A wildly optimistic historian might give us another few centuries of economic, political, and military continuity. Back-of-the-envelope, that’s about an 80% survival rate over the next 40 years. Thus, any estimate of long-term financial success greater than about 80% is meaningless.
Now, let’s return to the above table. The historically naïve investor (or academic) might consider reducing his monthly withdrawals to a very low level to maximize his chances of success. But history teaches us that depriving ourselves to boost our 40-year success probability much beyond 80% is a fool’s errand, since all you are doing is increasing the probability of failure for political, economic, and military reasons relative to the failure of banal financial planning.
Mind you, this is not a call for wild abandon. The above table constrains the retiree desiring a theoretical 97% success rate (of portfolio survival) from spending more than 3% per year of the initial real amount of his nest egg. Taking the accident propensity of the species into account would allow him to spend about 4%. But if you believe that we’re about to encounter a bad returns sequence or simply wish to leave a few baubles to your heirs, you’re right back to 3% again.

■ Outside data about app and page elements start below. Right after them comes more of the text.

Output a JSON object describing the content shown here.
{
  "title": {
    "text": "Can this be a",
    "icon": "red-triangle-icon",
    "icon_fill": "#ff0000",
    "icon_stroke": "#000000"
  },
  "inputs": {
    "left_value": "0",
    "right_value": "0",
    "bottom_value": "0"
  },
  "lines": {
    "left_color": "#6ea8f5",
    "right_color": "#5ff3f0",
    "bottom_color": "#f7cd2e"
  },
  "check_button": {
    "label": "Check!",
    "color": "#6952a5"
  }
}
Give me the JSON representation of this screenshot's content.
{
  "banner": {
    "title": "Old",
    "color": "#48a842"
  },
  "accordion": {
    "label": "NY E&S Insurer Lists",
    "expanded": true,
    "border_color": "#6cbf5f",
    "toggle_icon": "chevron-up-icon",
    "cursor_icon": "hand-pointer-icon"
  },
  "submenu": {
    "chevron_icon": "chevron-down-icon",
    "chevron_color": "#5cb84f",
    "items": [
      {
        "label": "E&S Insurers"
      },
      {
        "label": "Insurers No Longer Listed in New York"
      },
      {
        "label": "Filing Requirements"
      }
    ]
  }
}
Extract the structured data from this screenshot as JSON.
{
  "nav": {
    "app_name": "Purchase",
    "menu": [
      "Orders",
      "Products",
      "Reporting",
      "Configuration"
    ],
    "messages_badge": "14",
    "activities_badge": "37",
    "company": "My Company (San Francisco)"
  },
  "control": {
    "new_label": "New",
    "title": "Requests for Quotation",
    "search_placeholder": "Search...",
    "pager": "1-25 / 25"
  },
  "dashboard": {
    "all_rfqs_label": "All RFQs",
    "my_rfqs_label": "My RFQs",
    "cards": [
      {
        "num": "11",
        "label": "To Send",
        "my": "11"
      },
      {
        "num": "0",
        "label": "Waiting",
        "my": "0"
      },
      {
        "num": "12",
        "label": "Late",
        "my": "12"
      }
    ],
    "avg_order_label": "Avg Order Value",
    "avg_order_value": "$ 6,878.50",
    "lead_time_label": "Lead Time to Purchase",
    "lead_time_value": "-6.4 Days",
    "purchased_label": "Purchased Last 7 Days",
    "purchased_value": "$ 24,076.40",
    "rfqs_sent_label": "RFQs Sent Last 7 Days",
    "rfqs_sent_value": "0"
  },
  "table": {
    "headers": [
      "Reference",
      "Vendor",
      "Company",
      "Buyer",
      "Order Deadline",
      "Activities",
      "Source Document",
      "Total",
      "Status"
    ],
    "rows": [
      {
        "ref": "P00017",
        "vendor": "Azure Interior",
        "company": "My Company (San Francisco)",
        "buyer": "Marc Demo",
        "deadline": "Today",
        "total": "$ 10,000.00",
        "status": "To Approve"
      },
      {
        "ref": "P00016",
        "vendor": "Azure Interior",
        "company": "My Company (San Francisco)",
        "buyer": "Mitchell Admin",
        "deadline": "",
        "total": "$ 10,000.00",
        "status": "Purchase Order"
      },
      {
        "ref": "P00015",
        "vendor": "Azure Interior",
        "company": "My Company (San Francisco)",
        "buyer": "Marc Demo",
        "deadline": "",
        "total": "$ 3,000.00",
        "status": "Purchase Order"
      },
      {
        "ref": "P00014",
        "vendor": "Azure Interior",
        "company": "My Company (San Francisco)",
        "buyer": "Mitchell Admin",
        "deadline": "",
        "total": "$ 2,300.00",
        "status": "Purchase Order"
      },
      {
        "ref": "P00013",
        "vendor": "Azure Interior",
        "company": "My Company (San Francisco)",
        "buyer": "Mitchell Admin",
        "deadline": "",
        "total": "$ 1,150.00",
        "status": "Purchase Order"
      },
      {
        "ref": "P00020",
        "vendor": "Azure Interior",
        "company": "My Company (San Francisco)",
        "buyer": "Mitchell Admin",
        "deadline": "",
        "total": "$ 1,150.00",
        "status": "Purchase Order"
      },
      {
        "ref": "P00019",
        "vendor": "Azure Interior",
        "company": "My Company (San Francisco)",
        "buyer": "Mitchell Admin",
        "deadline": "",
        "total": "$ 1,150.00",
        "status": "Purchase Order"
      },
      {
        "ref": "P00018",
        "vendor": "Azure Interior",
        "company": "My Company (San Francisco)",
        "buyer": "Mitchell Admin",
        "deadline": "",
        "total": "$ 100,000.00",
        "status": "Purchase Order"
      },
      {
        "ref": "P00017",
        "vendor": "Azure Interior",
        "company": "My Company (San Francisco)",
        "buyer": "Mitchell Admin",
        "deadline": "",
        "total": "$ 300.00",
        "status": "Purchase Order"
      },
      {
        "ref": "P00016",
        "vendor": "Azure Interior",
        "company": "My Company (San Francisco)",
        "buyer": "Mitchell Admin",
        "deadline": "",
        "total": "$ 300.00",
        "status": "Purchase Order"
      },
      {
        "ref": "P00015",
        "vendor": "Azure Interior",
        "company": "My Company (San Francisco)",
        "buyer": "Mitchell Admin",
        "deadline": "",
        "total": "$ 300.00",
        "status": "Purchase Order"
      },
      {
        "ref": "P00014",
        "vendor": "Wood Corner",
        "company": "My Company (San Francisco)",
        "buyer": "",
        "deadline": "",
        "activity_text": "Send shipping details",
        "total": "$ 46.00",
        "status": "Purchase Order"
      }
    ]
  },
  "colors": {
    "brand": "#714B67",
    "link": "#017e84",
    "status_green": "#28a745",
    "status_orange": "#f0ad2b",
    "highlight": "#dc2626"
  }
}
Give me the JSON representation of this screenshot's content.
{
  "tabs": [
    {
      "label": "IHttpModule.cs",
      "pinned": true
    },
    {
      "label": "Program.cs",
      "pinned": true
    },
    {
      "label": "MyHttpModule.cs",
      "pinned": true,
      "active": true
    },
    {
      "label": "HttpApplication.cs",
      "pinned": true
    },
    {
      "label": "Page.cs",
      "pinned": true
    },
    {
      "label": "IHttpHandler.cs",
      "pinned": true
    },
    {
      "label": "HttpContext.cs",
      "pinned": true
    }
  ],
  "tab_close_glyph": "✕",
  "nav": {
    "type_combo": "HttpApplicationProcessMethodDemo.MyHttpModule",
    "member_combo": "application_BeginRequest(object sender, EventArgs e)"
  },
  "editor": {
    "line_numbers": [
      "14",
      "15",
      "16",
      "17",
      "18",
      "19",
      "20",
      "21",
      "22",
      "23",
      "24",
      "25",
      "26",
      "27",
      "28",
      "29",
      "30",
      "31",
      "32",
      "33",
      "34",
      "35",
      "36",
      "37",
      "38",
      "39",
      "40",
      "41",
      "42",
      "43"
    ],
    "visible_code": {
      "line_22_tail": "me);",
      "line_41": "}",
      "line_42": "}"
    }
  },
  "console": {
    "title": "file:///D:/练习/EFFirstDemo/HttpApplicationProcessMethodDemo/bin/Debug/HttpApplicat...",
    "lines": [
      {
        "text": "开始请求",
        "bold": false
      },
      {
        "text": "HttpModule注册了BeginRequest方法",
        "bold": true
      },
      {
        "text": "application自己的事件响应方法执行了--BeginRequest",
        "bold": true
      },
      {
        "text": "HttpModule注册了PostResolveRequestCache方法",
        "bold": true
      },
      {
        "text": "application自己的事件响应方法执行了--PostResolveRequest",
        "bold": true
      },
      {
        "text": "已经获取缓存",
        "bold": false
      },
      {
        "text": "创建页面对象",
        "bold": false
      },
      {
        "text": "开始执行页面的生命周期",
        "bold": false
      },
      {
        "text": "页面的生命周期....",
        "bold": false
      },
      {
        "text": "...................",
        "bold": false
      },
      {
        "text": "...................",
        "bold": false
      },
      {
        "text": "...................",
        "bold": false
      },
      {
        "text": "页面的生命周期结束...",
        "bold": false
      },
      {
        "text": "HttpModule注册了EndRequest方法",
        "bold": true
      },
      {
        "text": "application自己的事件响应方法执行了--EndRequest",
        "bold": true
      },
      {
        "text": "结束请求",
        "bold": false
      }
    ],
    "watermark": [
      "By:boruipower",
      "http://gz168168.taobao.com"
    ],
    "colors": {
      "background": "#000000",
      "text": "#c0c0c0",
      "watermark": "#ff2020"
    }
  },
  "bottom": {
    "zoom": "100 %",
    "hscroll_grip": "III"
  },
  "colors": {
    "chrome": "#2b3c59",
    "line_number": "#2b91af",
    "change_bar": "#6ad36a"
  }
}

So live a little, and enjoy your money, for tomorrow we may be consumed by the ghosts of Hitler, Lenin, and Attila the Hun. And at withdrawals of 3% to 4% of your nest egg, don’t spend it all in one place.
Copyright © 2001, William J. Bernstein. All rights reserved.
The right to download, store and/or output any material on this Web site is granted for viewing use only. Material may not be reproduced in any form without the express written permission of William J. Bernstein. Reproduction or editing by any means, mechanical or electronic, in whole or in part, without the express written permission of William J. Bernstein is strictly prohibited. Please read the disclaimer.